Statute of Westminster 1275

The Statute of Westminster of 1275 (3 Edw. I), also known as the Statute of Westminster I, codified the existing law in England, into 51 chapters. Only Chapter 5 (which mandates free elections) is still in force in the United Kingdom,[1]whilst part of Chapter 1 remains in force in New Zealand.[2] It was repealed in the Republic of Ireland in 1983.

Statute of Westminster 1275
Act of Parliament
Long titleNone
Citationc. 1 – 51
Territorial extentEngland, later extended to Wales, Scotland, Ireland and British colonies
MadeApril or May 1275[lower-alpha 1]
Royal assentApril or May 1275
Text of the Statute of Westminster, The First (1275) as in force today (including any amendments) within the United Kingdom, from

William Stubbs gives a summary of the Statute:[3]

This act is almost a code by itself; it contains fifty-one clauses, and covers the whole ground of legislation. Its language now recalls that of Canute or Alfred, now anticipates that of our own day; on the one hand common right is to be done to all, as well poor as rich, without respect of persons; on the other, elections are to be free, and no man is by force, malice or menace, to disturb them. The spirit of the Great Charter is not less discernible: excessive amercements, abuses of wardship, irregular demands for feudal aids, are forbidden in the same words or by amending enactments. The inquest system of Henry II of England, the law of wreck, and the institution of coroners, measures of Richard and his ministers, come under review as well as the Provisions of Oxford and the Statute of Marlborough.

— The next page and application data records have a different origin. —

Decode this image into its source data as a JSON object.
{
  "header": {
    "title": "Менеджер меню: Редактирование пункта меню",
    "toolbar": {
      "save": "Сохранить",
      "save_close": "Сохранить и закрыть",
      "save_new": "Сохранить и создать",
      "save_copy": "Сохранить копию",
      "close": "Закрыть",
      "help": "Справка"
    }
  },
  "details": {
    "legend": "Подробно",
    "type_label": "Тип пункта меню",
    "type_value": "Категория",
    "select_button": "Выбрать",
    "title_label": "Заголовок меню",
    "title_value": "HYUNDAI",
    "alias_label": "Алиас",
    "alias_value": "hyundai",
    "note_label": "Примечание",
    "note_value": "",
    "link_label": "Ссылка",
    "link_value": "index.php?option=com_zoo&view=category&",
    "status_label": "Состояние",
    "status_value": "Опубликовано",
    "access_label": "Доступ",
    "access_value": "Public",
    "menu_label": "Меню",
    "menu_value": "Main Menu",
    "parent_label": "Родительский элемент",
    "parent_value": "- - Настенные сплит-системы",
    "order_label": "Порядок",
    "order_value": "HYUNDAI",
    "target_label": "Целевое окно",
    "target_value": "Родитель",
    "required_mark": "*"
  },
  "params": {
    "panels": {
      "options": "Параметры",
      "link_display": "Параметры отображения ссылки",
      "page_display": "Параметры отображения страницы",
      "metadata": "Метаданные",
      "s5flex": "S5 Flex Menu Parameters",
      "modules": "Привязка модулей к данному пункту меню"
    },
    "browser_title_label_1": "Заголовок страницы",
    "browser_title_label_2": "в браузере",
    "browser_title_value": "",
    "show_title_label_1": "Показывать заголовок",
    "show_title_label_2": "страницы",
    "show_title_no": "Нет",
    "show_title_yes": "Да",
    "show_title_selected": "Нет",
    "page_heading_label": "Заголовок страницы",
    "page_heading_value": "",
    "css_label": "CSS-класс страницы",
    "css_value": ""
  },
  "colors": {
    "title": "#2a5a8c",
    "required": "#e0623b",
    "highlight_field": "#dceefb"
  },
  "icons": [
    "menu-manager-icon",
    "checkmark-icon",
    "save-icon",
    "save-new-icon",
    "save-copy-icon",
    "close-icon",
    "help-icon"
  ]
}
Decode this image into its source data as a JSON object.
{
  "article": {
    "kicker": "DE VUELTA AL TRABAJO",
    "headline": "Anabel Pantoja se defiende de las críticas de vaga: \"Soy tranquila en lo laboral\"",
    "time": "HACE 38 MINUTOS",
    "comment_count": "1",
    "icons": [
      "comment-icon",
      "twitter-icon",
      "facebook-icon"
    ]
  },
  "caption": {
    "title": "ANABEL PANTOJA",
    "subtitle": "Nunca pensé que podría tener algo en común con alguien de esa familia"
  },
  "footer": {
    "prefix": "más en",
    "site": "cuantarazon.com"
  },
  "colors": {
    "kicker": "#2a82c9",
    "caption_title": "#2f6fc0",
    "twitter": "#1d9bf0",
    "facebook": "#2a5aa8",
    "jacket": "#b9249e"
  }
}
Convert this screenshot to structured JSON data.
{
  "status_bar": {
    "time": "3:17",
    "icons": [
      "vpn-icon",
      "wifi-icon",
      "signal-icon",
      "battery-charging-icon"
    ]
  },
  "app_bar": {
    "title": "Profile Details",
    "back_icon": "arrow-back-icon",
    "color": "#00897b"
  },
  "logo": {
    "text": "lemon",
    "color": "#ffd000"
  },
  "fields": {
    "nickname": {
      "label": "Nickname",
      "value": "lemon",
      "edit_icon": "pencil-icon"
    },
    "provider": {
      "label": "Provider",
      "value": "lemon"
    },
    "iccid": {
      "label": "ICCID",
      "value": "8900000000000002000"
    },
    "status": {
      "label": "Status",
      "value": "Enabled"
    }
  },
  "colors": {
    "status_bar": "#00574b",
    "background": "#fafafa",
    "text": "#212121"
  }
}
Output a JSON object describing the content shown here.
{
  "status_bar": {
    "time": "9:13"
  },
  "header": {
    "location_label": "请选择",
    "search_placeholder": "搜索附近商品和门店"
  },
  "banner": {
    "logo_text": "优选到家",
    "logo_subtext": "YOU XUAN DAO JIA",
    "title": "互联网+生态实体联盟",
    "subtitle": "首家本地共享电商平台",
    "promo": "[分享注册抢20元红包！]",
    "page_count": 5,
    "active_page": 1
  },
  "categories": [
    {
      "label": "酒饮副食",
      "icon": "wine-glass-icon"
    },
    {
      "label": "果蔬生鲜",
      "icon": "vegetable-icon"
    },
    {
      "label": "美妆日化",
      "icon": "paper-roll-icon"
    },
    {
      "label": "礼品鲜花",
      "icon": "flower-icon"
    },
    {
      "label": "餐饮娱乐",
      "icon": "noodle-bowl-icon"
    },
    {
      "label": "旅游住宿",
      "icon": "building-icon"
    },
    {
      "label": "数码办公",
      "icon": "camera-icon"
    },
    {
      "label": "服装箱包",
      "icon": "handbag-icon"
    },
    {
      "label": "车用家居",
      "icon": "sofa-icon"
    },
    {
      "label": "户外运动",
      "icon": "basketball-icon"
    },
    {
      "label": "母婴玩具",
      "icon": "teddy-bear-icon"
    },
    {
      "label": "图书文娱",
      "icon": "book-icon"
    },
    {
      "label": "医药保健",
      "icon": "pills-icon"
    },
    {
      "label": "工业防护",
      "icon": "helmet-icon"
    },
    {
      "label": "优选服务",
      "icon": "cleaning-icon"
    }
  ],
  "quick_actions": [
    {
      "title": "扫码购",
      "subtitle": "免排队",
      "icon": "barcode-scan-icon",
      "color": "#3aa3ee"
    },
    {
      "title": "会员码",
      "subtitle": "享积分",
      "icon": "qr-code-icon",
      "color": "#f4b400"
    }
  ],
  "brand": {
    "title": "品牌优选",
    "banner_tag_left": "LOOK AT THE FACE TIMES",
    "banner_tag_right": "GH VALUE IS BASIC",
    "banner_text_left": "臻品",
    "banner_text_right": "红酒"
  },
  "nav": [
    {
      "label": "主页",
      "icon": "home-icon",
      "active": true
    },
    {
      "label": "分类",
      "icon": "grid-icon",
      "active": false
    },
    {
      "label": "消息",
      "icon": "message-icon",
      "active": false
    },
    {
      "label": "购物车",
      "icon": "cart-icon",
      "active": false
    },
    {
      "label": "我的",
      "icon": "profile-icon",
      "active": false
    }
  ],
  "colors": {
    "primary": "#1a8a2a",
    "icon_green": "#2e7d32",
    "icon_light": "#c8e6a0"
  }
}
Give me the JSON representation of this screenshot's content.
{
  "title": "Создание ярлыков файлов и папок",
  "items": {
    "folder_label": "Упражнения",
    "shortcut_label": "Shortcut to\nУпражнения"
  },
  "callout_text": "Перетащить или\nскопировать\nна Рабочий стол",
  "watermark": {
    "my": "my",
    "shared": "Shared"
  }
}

Though it is a matter of dispute when peine forte et dure (Law French for "hard and forceful punishment") was first introduced, chapter 3 states that those felons standing mute shall be put in prison forte et dure.[4]